China’s incoming central bank governor, Yi Gang, signaled that he’ll push to maintain the course of financial liberalization set by his predecessor Zhou Xiaochuan.
The National People’s Congress, China’s legislature, voted on Monday to approve President Xi Jinping’s choice for governor of the People’s Bank of China. Liu He, Xi’s top economic adviser, was named as a vice premier, indicating that he will take the lead role in policy-making with Yi in support.
“The main task is that we should implement prudent monetary policy, push forward the reform and opening-up of the financial sector, and maintain the stability of the entire financial sector,” Yi told reporters on Monday at the Great Hall of the People in Beijing following his appointment.
By promoting an official who has served as No. 2 to Zhou for more than a decade, China is signaling that it is seeking policy continuity at the central bank.
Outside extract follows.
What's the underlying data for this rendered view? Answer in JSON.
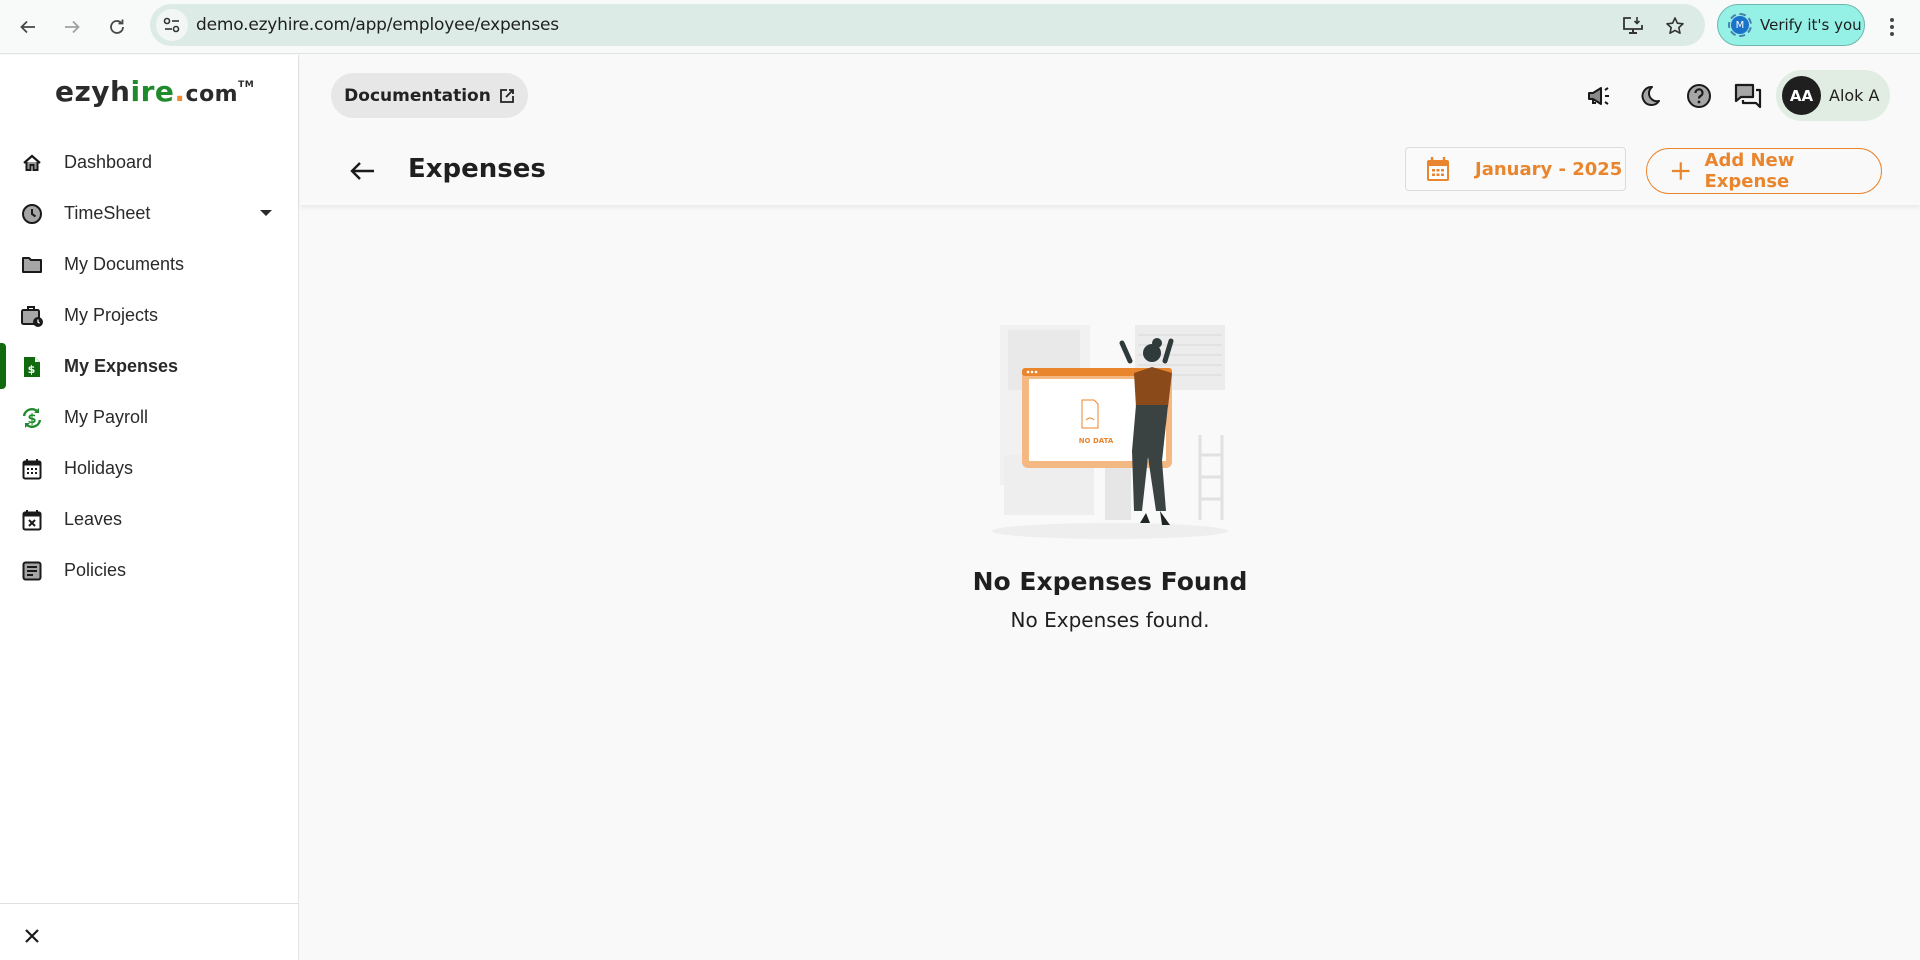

Now set to retire, Zhou, 70, has steered the institution through the global financial crisis, overhauled monetary-policy tools and overseen the elevation of the yuan to reserve-currency status during his record 15-year term.
Speaking on Bloomberg Television last Sunday, US Treasury undersecretary for international affairs David Malpass said Yi is a “very strong technical leader with lots of skills” and that the US looks forward to a “strong dialog with the leaders that China designates.”
Yi, 60, inherits an institution that, while more influential at home and abroad than the one that Zhou took over in 2002, faces much more complex challenges. The most pressing will be pushing forward with Xi’s financial cleanup without crashing an economy that’s heading toward a debt-to-output ratio exceeding 300 percent.
Separately, Liu Kun, a former deputy finance minister, was nominated to replace Xiao Jie as chief of that body, while Commerce Minister Zhong Shan was renominated to his post.
The People’s Bank of China (PBOC) faces those tasks at a time of major institutional changes. China this month merged its bank and insurance regulators, a move that gave the central bank power to write rules for the financial sector, and likely makes it the most powerful body in the new Financial Stability and Development Committee.
Still, with Liu He as vice premier, Yi’s appointment as PBOC governor signals that the central bank will be run by a tested official while overall policy direction will be set by Xi’s top economic adviser.
What our economists say:
“Like Ben Bernanke when he took Alan Greenspan’s hot seat at the Federal Reserve, Yi has some big shoes to fill,” Tom Orlik, Bloomberg’s chief Asia economist, wrote in a note. “Also like Bernanke, Yi inherits a major problem. On Zhou’s watch, a credit bubble of epic proportions expanded. Now it’s up to Yi to manage it down.”
The succession comes amid changes atop global central banks and their shift away from years of easy money. Jerome Powell succeeded Janet Yellen as Fed chairman in February and Bank of Japan Governor Haruhiko Kuroda is set to begin another term. And though European Central Bank President Mario Draghi doesn’t conclude his time in office until late next year, jostling over his replacement has already begun.
Yi faces an immediate task of calibrating the PBOC’s response to monetary policy normalization in the United States.
“China’s monetary policy should be mainly based on domestic economy and finance situations. We need to consider it comprehensively,” Yi said at a news conference on March 9 when he was asked about whether the PBOC will follow prospective Fed rate hikes.
Yi joined the central bank in 1997 and served in a succession of roles before promotions to deputy governor and administrator of the State Administration of Foreign Exchange. As head of the currency regulator, he presided over expansion of the world’s largest foreign reserve stockpile, which peaked in 2014 at nearly $4 trillion, along with more loosening of currency trading restrictions and greater emphasis on increasing the yuan’s international use.
Like Zhou, Yi is a fluent English speaker with longstanding links to global economic leaders. Yi earned a business degree at Hamline University in Saint Paul, Minnesota, and a PhD in economics at the University of Illinois before moving to Indiana University at Indianapolis as a professor in 1986, according to his official PBOC biography.
While lacking the independence afforded the leadership of most major central banks, Yi will influence decisions that help shape the global financial landscape in an economy that contributes about a third of world growth.